Work order - Among the entries, which lines carry the string "image"? Copy every one.

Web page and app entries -
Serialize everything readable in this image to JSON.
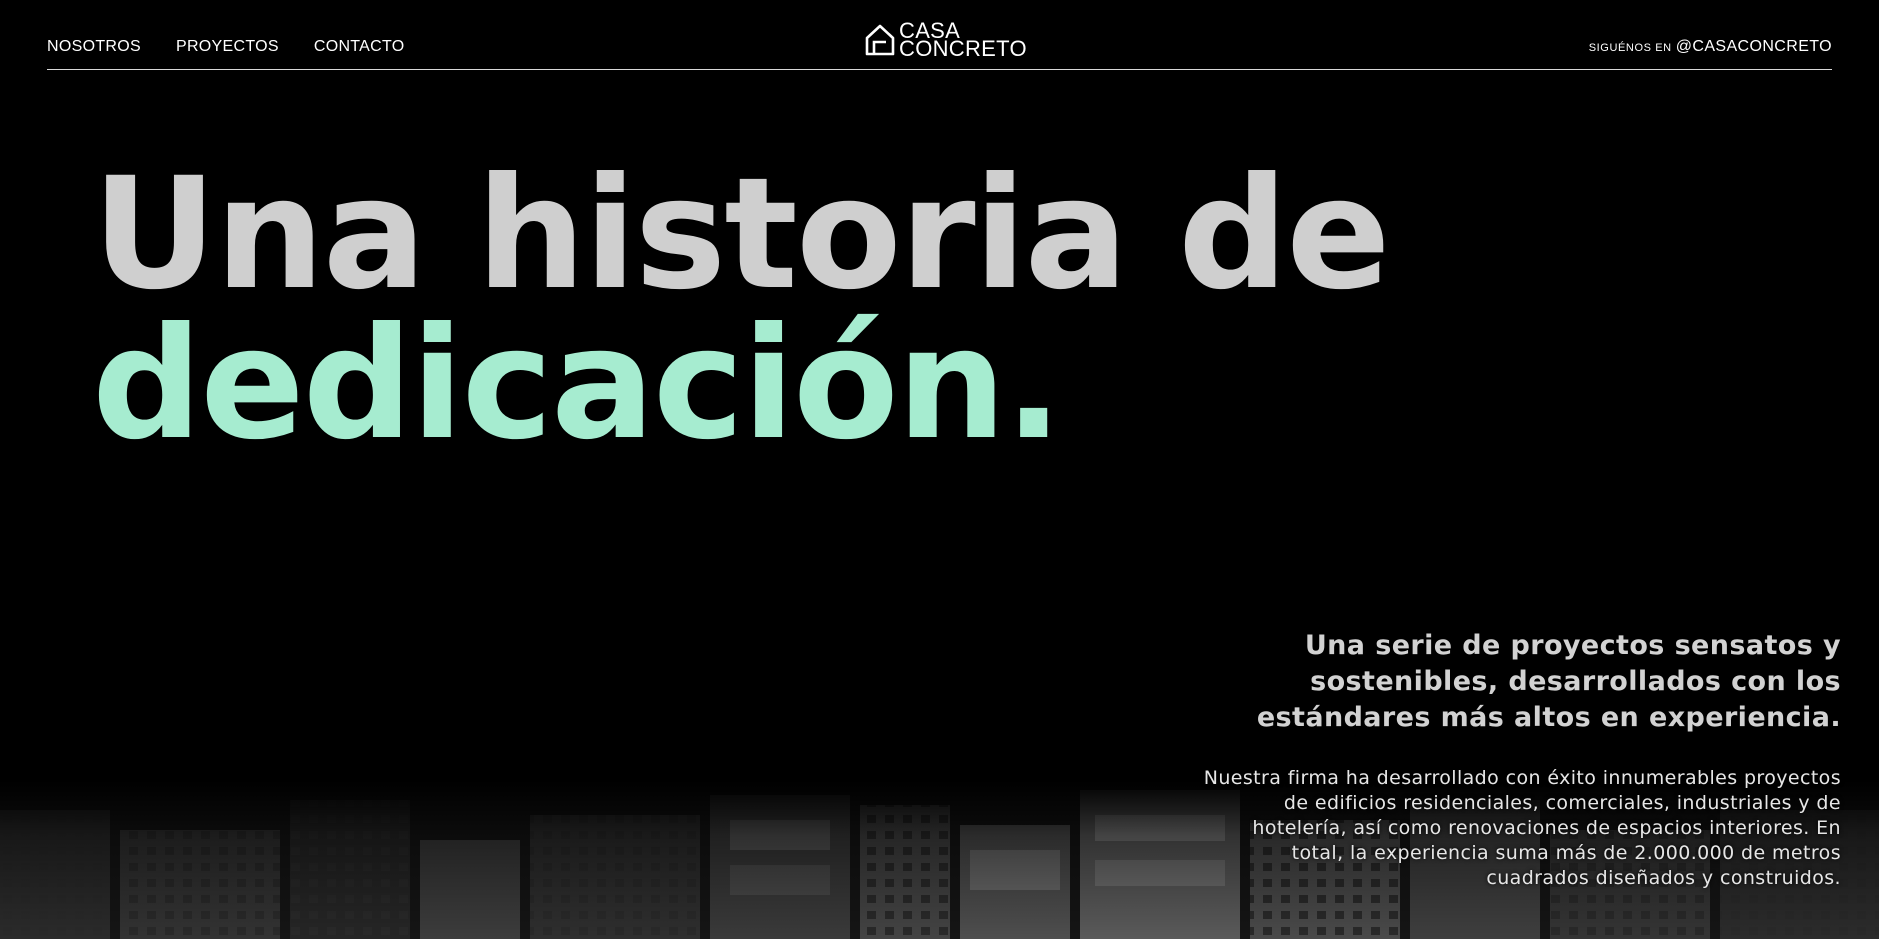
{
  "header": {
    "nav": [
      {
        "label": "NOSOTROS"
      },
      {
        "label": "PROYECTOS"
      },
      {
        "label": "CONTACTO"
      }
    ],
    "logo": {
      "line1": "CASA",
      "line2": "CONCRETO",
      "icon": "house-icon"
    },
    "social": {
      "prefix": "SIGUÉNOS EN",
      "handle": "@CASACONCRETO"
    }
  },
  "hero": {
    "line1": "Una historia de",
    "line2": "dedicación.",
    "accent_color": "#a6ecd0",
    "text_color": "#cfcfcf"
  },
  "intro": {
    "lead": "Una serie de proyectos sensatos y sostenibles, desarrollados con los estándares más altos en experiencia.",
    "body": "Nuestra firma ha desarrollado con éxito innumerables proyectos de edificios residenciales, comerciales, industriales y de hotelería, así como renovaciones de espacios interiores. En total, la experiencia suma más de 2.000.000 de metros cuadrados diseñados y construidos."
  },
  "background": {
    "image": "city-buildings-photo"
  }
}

Exercise result -
Serialize everything readable in this image to JSON.
    "image": "city-buildings-photo"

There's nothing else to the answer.